Climate Conference of Madrid, Spain
As I began to research more and more about droughts, I was immediately curious as to what different states are doing to prepare for and fight against droughts. Water is life, and climate change is directly affecting access and quality of water. With this in mind, I began looking at whether states had plans in place or just fancy rhetoric.
Most of the measures focus on ensuring there is enough water available during drought, but there are no specifics about public health-related measures. The city of Berkeley has more measures in place that include assessments on water resources, and Los Angeles has measures to prepare for increased drought conditions.

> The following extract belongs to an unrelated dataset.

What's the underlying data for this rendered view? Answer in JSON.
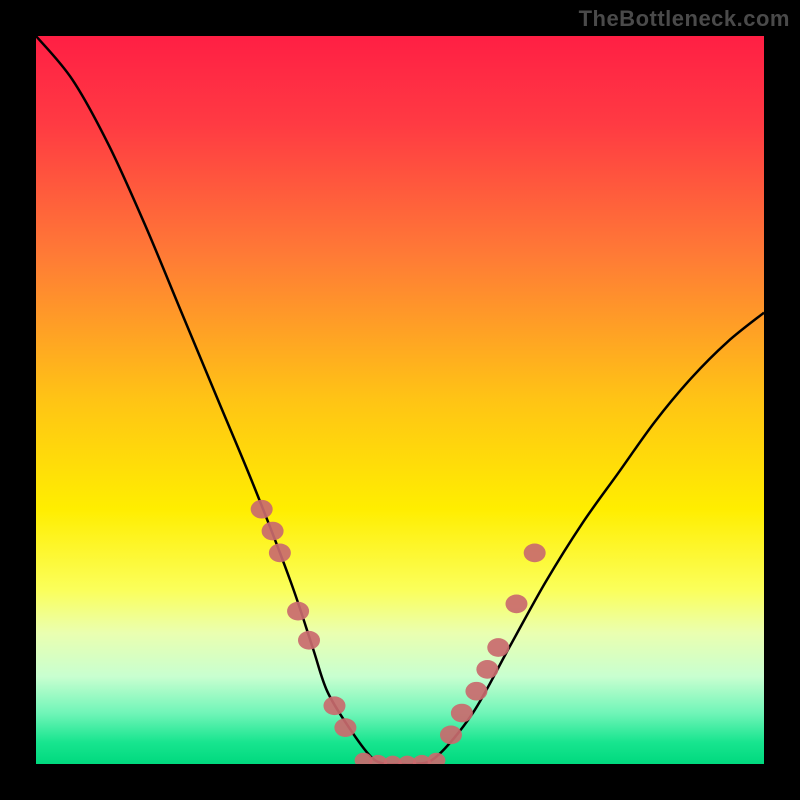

The plan in Maryland includes ensuring water availability.
In New York, the plan monitors the possibility of droughts and maintains water stockpiles.
The plan in New Hampshire identifies drought as a health-related threat, but does not include measures to address the issue. Specific cities also are increasing water storage capacity.
The plan focuses on improving technical assistance and establishing incentives to increase water storage.
The state of Pennsylvania recommends to implement measures to prevent health-related aspects of drought.
In Washington, the plan focuses on insuring adequate drinking water and fire protections.
Wisconsin’s plan is to minimize threats to public health and safety by anticipating extreme weather events.
The plan identifies drought as a health-related threat, but does not include specific measures.
As I kept reading through more and more state's alleged plans, I kept finding “measures,” but not a lot of action. I was even more shocked that only 9 states had developed preparedness plans. With climate change as an increasing threat, it is truly imperative that all states and local governments address drought as an increasing possibility.
Information from http://www.nrdc.org/health/climate/drought.asp